= Beginning of Section =
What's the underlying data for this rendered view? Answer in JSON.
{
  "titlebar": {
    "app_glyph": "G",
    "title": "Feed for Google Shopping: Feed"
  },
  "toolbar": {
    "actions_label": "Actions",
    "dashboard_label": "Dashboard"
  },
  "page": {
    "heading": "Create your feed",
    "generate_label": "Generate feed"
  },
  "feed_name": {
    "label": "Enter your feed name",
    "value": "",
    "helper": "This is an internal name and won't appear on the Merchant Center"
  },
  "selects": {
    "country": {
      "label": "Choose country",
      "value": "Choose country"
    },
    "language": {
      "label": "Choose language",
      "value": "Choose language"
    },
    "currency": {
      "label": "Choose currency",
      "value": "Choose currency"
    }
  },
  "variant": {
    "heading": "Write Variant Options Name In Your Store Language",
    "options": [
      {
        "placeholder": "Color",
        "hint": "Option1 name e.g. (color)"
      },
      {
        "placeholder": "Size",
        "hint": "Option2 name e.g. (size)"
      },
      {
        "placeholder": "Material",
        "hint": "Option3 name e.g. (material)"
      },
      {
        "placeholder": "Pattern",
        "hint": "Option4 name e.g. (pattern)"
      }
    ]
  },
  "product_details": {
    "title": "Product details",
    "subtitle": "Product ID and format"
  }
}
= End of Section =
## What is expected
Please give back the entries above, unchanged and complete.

## Output below
What's the underlying data for this rendered view? Answer in JSON.
{
  "titlebar": {
    "app_glyph": "G",
    "title": "Feed for Google Shopping: Feed"
  },
  "toolbar": {
    "actions_label": "Actions",
    "dashboard_label": "Dashboard"
  },
  "page": {
    "heading": "Create your feed",
    "generate_label": "Generate feed"
  },
  "feed_name": {
    "label": "Enter your feed name",
    "value": "",
    "helper": "This is an internal name and won't appear on the Merchant Center"
  },
  "selects": {
    "country": {
      "label": "Choose country",
      "value": "Choose country"
    },
    "language": {
      "label": "Choose language",
      "value": "Choose language"
    },
    "currency": {
      "label": "Choose currency",
      "value": "Choose currency"
    }
  },
  "variant": {
    "heading": "Write Variant Options Name In Your Store Language",
    "options": [
      {
        "placeholder": "Color",
        "hint": "Option1 name e.g. (color)"
      },
      {
        "placeholder": "Size",
        "hint": "Option2 name e.g. (size)"
      },
      {
        "placeholder": "Material",
        "hint": "Option3 name e.g. (material)"
      },
      {
        "placeholder": "Pattern",
        "hint": "Option4 name e.g. (pattern)"
      }
    ]
  },
  "product_details": {
    "title": "Product details",
    "subtitle": "Product ID and format"
  }
}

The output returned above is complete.